Dis/ability History as a Subject of Teaching and Learning: A Lab Report

by Cordula Nolte & Sabine Horn Dis/ability History as a Subject of Teaching and Learning: A Lab Report [german version] In recent years, we have seen many processes set in motion that share an aim to widen participation in society: inclusive schools and lessons, disabled access to public buildings, the media and educational and cultural events, dis/ability studies and dis/ability history as new, international research fields that have now also made their way into the German academic system. Hitherto, however, there has been little overlap between inclusive practice at schools and university-based dis/ability research in historical subjects such as history, archaeology, art history, literary history and language history.
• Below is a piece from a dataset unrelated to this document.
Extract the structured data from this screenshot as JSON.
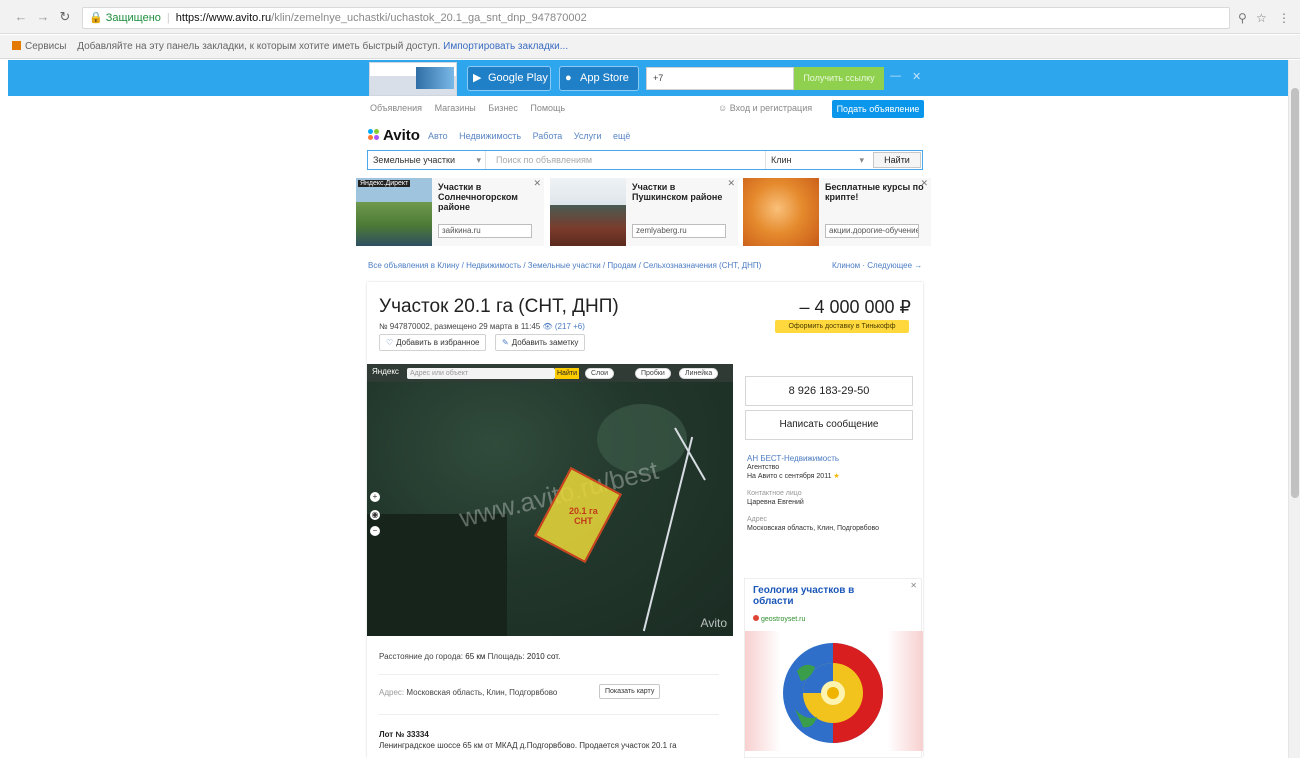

The obvious idea of linking the inclusion practised in history lessons with dis/ability as a topic, for example, has only been discussed occasionally in didactics, even though this approach would constitute “inclusive learning” in a double sense, both in regar